Wednesday, December 1, 2010

Medical Bribery in Canada and Japan

Under the system of medical rationing in Canada, some patients are resorting to very desperate measures:
A Quebec woman who claims that she paid a doctor $2,000 to expedite surgery for her cancer-stricken mother is raising questions about whether bribery is being practiced in the province's health-care system.

Vivian Green said she was doing what she had to in an effort to save her elderly mother, who had been diagnosed with pancreatic cancer after she developed a pain in her side.

"When you're desperate you don't care who you bump and how sick they are," Green told CTV News. "I was desperate."
(Read the full text of "Quebec woman claims she bribed doctor for treatment".)

Basically, the Canadian medical system puts decent people in an impossible situation where they must choose between following the rules vs. saving their own lives.

Nor is this limited to Canada. In Japan, those willing to pay appropriately large "gifts" to doctors and hospital administrators get bumped to the head of the waiting lists.

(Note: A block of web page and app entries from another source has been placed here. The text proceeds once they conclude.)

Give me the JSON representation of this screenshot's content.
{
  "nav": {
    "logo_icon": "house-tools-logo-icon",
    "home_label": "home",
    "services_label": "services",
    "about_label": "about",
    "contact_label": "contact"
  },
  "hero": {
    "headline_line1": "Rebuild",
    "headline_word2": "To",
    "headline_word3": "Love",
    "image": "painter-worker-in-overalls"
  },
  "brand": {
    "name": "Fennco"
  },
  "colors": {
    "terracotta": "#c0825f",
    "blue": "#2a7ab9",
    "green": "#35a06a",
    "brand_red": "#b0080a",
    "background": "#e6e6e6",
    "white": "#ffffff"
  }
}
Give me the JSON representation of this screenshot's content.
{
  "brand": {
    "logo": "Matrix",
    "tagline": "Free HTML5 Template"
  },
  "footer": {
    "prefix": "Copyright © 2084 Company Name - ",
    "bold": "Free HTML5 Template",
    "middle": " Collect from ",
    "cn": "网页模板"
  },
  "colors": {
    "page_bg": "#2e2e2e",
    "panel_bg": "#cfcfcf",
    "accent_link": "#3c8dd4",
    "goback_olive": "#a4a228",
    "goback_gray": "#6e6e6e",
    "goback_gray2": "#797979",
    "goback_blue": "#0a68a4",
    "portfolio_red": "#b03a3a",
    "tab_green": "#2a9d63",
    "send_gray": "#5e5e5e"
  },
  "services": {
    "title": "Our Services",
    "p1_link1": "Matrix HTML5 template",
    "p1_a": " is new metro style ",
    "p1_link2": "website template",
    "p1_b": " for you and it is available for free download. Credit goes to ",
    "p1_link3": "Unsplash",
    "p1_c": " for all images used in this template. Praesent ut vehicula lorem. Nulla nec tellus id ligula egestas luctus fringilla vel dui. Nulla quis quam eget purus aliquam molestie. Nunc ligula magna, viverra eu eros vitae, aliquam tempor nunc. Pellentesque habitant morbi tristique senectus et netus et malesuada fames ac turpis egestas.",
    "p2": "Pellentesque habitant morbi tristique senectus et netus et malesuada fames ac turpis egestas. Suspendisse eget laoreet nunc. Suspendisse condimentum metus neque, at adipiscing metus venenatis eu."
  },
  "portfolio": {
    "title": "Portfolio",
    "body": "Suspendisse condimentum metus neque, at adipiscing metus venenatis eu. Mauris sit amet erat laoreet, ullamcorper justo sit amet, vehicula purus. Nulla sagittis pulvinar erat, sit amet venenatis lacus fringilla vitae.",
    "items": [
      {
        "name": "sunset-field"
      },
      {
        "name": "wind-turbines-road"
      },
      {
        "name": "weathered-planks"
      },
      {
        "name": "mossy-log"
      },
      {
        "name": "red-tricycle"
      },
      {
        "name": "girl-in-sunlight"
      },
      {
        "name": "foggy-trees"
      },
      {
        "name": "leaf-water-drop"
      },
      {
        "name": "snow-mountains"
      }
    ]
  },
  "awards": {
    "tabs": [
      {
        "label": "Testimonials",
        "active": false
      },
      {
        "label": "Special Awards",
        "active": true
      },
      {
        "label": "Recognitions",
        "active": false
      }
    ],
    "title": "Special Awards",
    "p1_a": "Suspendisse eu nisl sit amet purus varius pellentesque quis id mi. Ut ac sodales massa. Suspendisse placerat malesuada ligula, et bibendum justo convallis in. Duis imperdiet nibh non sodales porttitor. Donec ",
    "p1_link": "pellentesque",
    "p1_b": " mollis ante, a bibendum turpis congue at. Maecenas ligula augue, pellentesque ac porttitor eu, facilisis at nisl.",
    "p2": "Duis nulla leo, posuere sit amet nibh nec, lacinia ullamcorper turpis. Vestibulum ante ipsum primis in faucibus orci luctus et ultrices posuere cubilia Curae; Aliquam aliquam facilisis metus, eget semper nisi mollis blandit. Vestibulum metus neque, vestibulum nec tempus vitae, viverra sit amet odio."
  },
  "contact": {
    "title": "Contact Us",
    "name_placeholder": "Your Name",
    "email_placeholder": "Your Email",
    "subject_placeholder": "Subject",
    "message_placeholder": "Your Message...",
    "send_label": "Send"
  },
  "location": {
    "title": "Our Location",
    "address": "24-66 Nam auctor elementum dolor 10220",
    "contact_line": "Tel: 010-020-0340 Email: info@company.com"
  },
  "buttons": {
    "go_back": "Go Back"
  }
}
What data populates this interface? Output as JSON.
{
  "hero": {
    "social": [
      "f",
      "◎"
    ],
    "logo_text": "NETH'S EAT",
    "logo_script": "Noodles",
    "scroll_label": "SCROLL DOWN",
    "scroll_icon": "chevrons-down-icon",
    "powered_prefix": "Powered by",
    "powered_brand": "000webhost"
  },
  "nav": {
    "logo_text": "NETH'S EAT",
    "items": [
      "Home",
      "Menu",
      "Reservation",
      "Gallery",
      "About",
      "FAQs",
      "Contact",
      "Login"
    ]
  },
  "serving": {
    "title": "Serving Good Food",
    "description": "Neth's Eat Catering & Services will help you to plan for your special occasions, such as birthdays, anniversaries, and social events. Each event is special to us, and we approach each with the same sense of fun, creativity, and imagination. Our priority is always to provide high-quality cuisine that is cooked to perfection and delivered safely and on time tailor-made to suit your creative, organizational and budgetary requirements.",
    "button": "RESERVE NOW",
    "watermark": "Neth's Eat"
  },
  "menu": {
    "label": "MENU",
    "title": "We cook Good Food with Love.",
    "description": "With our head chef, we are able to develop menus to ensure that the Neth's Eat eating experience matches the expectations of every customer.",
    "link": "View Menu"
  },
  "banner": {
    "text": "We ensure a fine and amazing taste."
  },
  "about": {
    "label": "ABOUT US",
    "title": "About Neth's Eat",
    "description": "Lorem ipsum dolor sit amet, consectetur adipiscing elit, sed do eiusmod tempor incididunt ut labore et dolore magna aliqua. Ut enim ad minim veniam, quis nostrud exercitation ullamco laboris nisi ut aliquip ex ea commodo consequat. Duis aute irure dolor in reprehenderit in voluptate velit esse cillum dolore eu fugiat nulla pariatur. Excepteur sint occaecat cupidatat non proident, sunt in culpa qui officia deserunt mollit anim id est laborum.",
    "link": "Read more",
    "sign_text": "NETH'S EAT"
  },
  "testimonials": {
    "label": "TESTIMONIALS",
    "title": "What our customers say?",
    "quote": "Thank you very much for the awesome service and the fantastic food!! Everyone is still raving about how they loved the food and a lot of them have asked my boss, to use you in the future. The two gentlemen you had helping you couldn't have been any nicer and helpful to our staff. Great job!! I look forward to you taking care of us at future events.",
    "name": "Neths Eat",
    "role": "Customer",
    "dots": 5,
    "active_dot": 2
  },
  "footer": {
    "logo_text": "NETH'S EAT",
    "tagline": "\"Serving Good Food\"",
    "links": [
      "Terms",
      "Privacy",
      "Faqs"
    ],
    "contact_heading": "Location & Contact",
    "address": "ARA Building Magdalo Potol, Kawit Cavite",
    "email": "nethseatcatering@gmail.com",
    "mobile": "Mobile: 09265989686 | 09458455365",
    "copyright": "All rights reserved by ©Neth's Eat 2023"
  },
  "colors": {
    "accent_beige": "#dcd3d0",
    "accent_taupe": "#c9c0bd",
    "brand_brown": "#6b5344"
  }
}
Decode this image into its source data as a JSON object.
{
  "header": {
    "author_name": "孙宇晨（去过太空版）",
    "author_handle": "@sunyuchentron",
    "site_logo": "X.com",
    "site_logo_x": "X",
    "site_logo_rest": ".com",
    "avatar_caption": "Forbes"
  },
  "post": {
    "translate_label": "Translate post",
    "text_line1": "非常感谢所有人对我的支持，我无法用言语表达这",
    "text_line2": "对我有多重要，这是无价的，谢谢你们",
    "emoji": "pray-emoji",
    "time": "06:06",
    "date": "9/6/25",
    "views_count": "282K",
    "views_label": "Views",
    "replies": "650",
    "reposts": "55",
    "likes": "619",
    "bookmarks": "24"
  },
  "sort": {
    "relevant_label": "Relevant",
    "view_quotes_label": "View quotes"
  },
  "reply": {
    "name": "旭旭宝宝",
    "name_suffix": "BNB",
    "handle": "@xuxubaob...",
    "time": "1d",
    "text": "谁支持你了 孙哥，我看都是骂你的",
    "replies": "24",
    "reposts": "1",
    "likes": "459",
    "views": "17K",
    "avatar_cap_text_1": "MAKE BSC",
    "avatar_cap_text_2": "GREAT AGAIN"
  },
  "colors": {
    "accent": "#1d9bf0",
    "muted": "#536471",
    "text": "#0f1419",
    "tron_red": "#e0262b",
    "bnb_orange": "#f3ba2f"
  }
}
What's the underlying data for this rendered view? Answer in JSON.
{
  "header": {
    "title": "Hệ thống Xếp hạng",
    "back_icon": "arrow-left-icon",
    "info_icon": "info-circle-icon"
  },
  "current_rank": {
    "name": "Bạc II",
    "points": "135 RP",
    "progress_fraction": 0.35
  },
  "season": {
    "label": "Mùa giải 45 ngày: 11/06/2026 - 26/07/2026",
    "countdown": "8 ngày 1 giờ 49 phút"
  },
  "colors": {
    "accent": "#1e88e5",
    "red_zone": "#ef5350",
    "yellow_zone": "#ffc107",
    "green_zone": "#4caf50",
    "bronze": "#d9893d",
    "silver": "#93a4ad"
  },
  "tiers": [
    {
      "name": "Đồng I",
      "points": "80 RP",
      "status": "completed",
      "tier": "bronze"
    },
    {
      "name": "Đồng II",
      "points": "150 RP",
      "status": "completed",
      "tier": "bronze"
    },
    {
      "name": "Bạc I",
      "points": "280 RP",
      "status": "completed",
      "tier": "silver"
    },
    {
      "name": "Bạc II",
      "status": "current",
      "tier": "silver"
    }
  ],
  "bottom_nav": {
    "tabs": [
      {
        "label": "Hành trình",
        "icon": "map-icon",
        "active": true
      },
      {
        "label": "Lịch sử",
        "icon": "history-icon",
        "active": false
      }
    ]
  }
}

Under such socialized medicine, those who are able to "grease" the system through money or political influence will always do well. In contrast, ordinary people will lose out.

(Link via Zip and K.V.)

Update: More details at the Montreal Gazette, "Want fast care? Slip an MD some cash":
Minimum $2,000 to guarantee that a woman's doctor will be there for the birth. "And it can go up to $10,000," he added.

For general surgery, the cost runs between $5,000 to $7,000 to jump the wait list into the operating room, he said.

For Green and Marcus, the $2,000 got their mother's operation bumped up -- but not the surgeon they wanted.
(Via @debbywitt and Mark Perry.)